Rae Anderson joined the Physics faculty at USD in 2009. Anderson’s research explores the molecular dynamics and interactions that give rise to the fascinating properties of biological soft materials. Specifically, Anderson uses both optical trapping and fluorescence microscopy to characterize intermolecular forces and molecular motion in complex systems of entangled DNA molecules and cytoskeleton proteins such as actin. Anderson’s research is funded by an Air Force Young Investigator Program Award and an NSF CAREER Award. Anderson was also recently named a Scialog Fellow by Research Corporation for Science Advancement and the Gordon and Betty Moore Foundation.
Full Time Faculty
Michael Anderson has been at USD since 2009.
Assistant Professor of Physics
Office: SCST 278
Ryan McGorty comes to USD in the fall of 2015. Previously, he worked at the University of California, San Francisco as a post-doctoral researcher. There, he worked on new developments in super-resolution and light-sheet microscopy. His doctoral work focused on soft matter physics and the use of digital holographic microscopy. At USD, McGorty will continue to use and develop optical tools to probe soft materials, living or dead. He strongly encourages undergraduates at any level with an interest in doing hands-on research in soft materials, biophysics, instrumentation or optics to work with him.
Full Time Faculty
Linh Pham is an Adjunct Assistant Professor in the Department of Physics where she teaches courses in General Physics, Introduction to Mechanics, Thermodynamics and Wave Motion, and Introduction to Electricity and Magnetism. Her research interest includes theoretical and computational fluid mechanics, turbulence, transport phenomena and environmental flows.
After completing a thesis in experimental plasma physics in the area of fusion energy at the University of Wisconsin-Madison, he was appointed Assistant Professor of Physics at USD in 1987, becoming a full professor in 1994. He currently serves as Chair of the Department of Physics. His teaching ranges from Physics and Society to Quantum Physics, and he created the first advanced upper division laboratory course, Experimental Modern Physics, in the physics curriculum. His research focuses on experimental basic plasma physics and the use of tunable lasers as a diagnostic for ion dynamics.

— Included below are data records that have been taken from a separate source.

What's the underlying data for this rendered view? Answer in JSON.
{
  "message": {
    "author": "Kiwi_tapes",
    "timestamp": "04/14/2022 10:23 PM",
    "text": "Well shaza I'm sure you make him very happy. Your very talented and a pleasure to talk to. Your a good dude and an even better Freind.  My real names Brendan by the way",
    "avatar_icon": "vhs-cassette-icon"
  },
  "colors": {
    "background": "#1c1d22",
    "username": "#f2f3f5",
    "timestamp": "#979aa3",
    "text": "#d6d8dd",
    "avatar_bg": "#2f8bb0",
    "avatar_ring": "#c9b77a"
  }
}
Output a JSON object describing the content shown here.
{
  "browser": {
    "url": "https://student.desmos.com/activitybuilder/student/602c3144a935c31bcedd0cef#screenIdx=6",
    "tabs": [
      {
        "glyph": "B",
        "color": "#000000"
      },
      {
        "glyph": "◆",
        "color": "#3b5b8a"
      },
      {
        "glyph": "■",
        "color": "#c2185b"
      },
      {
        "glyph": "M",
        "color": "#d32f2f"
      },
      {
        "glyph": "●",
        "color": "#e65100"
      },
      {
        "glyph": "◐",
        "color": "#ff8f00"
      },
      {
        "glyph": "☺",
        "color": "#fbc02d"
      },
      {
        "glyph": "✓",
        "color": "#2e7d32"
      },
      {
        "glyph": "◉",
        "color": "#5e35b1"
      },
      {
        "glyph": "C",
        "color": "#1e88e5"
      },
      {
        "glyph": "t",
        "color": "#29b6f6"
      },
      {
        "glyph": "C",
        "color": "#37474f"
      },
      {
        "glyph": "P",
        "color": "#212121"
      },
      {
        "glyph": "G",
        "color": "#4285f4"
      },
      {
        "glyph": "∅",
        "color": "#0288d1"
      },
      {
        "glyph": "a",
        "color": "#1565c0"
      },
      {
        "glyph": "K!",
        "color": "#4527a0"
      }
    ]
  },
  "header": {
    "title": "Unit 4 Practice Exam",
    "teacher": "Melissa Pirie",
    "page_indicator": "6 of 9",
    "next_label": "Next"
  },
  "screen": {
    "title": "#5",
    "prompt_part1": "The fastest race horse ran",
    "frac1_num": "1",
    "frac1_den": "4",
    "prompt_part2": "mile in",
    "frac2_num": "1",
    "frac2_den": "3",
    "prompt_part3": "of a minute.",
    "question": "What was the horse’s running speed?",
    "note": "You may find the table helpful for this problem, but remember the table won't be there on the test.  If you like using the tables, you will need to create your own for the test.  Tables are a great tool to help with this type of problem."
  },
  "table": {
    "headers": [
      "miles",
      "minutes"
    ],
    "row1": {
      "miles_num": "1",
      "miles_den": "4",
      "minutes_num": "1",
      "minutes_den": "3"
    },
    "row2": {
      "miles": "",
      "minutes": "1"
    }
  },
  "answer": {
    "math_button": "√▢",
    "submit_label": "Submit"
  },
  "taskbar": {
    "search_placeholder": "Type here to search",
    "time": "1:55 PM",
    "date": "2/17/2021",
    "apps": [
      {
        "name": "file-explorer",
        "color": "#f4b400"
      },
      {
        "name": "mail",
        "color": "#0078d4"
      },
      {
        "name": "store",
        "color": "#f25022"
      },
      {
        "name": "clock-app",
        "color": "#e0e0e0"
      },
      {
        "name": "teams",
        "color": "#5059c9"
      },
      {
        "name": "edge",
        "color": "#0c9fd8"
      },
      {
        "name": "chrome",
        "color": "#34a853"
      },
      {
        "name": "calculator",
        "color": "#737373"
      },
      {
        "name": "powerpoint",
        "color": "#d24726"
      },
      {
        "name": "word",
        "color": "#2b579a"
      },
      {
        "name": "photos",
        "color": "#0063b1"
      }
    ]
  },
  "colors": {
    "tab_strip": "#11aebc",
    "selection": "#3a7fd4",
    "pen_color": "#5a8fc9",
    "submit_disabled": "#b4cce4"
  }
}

Daniel Sheehan has been a member of the faculty at USD since 1989 and is Professor of Physics. His research interests include the second law of thermodynamics, retrocausation, nanotechnology, plantary formation, and plasma physics.